            Was a tad worried with "or_al la creme".... as its a first date afterall (well, third).

            I would agree with most of the posts, especially the short ribs the day before, as that's what I'm doing RIGHT now (house smells great and its -17* out).
            I'd only suggest to save some prep and try to get her in the kitchen as well - now that's sexy....

            1. re: porker

              Well, at this moment and to keep it simple I'd be inclined towards: artichauts a la grecque and maybe, just maybe the beignets de cervelle (if I were cooking for the you and the hounds who replied earlier), consomme printanier, sole meuniere, canard rouennais, haricots mange-tout sautes en beurre, and apricots meringues Clairette.

          3. Something stewed/braised. Like braised beef short ribs or lamb shanks. Preparing it the day before will give you a chance to make sure the seasoning is correct & tastes perfect. Next day you can skim the fat off the sauce and reheat it and make a vegetable and a salad. The braise will taste better the next day and you won't be freaking out with the prep work before/while she gets there.

            1 Reply
            1. re: laguera

              I was thinking along the same lines. Red wine braised short ribs over polenta. You won't have to slave over the food and can visit w/ her. I just think of short ribs and polenta as so warm and comforting and intimate. Here is a link to my now favorite short ribs recipe as recommended by jfood and chef chicklet a few months ago: http://www.esquire.com/features/recip.... Add a salad and a big red wine and voila.

              If not, what about coq au vin since you are familiar w/ the french classics?

            2. How about seared scallops? Fast, easy and delicious. You can serve it with a ratatouille and either rustic baby potatoes or polenta. You could make a nice plating. I would like to think this is a simplistic gourmet meal that's impressive but not "too much" for a third date.

              2 Replies
              1. re: Jacey

                Just *please* check for a seafood allergy (or nuts, or cillantro, gluten, ect. fot that metter)!

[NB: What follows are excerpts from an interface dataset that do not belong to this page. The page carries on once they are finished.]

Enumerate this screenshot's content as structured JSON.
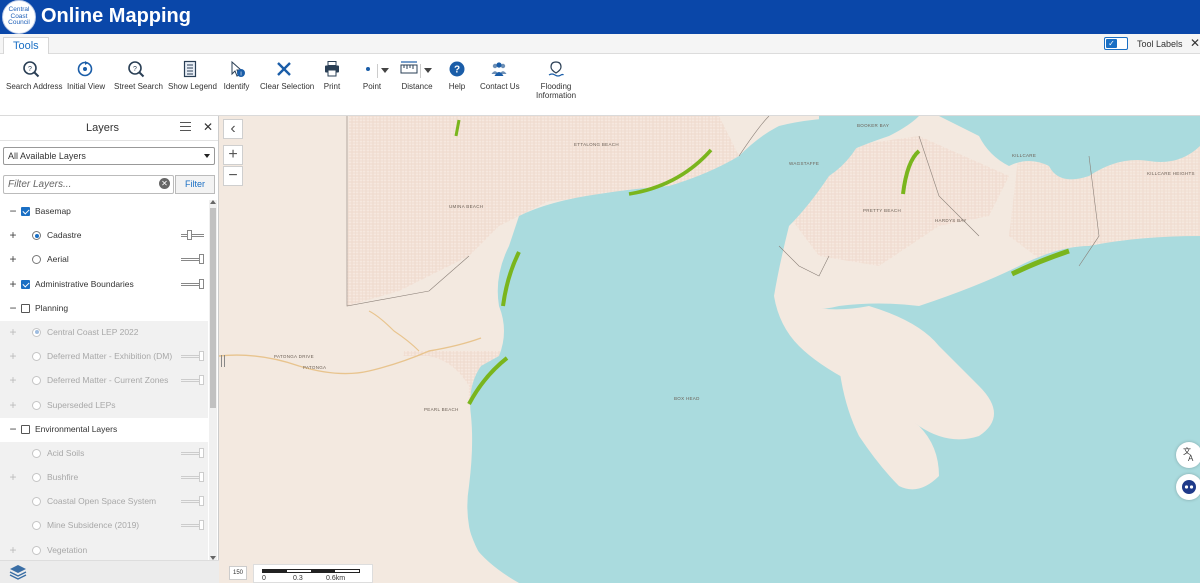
{
  "header": {
    "logo_text": "Central Coast Council",
    "app_title": "Online Mapping",
    "brand_color": "#0a47a9"
  },
  "tabbar": {
    "tab_label": "Tools",
    "toggle_label": "Tool Labels",
    "toggle_on": true,
    "close_icon": "close-icon"
  },
  "toolbar": {
    "tools": [
      {
        "label": "Search Address",
        "icon": "search-address-icon"
      },
      {
        "label": "Initial View",
        "icon": "initial-view-icon"
      },
      {
        "label": "Street Search",
        "icon": "street-search-icon"
      },
      {
        "label": "Show Legend",
        "icon": "legend-icon"
      },
      {
        "label": "Identify",
        "icon": "identify-icon"
      },
      {
        "label": "Clear Selection",
        "icon": "clear-selection-icon"
      },
      {
        "label": "Print",
        "icon": "print-icon"
      },
      {
        "label": "Point",
        "icon": "point-icon"
      },
      {
        "label": "Distance",
        "icon": "distance-icon"
      },
      {
        "label": "Help",
        "icon": "help-icon"
      },
      {
        "label": "Contact Us",
        "icon": "contact-icon"
      },
      {
        "label": "Flooding",
        "label2": "Information",
        "icon": "flooding-icon"
      }
    ]
  },
  "layers_panel": {
    "title": "Layers",
    "selected_option": "All Available Layers",
    "filter_placeholder": "Filter Layers...",
    "filter_button": "Filter",
    "rows": [
      {
        "label": "Basemap",
        "kind": "group",
        "checked": true,
        "expander": "−"
      },
      {
        "label": "Cadastre",
        "kind": "sub",
        "selected": true,
        "expander": "+"
      },
      {
        "label": "Aerial",
        "kind": "sub",
        "selected": false,
        "expander": "+"
      },
      {
        "label": "Administrative Boundaries",
        "kind": "group",
        "checked": true,
        "expander": "+"
      },
      {
        "label": "Planning",
        "kind": "group",
        "checked": false,
        "expander": "−"
      },
      {
        "label": "Central Coast LEP 2022",
        "kind": "sub-dim",
        "selected": true,
        "expander": "+"
      },
      {
        "label": "Deferred Matter - Exhibition (DM)",
        "kind": "sub-dim",
        "selected": false,
        "expander": "+"
      },
      {
        "label": "Deferred Matter - Current Zones",
        "kind": "sub-dim",
        "selected": false,
        "expander": "+"
      },
      {
        "label": "Superseded LEPs",
        "kind": "sub-dim",
        "selected": false,
        "expander": "+"
      },
      {
        "label": "Environmental Layers",
        "kind": "group",
        "checked": false,
        "expander": "−"
      },
      {
        "label": "Acid Soils",
        "kind": "sub-dim",
        "selected": false,
        "expander": ""
      },
      {
        "label": "Bushfire",
        "kind": "sub-dim",
        "selected": false,
        "expander": "+"
      },
      {
        "label": "Coastal Open Space System",
        "kind": "sub-dim",
        "selected": false,
        "expander": ""
      },
      {
        "label": "Mine Subsidence (2019)",
        "kind": "sub-dim",
        "selected": false,
        "expander": ""
      },
      {
        "label": "Vegetation",
        "kind": "sub-dim",
        "selected": false,
        "expander": "+"
      }
    ]
  },
  "map": {
    "water_color": "#aadbde",
    "land_color": "#f3e9e0",
    "highlight_color": "#7ab51d",
    "place_labels": [
      "BOOKER BAY",
      "KILLCARE",
      "WAGSTAFFE",
      "PRETTY BEACH",
      "HARDYS BAY",
      "PATONGA",
      "BOX HEAD",
      "ETTALONG BEACH",
      "UMINA BEACH",
      "PEARL BEACH",
      "KILLCARE HEIGHTS",
      "PATONGA DRIVE"
    ],
    "scale_labels": [
      "0",
      "0.3",
      "0.6km"
    ],
    "scale_icon_text": "150"
  }
}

                1. re: enbell

                  I would have thought that someone with an allergy would be bright enough to say... But assumption etc..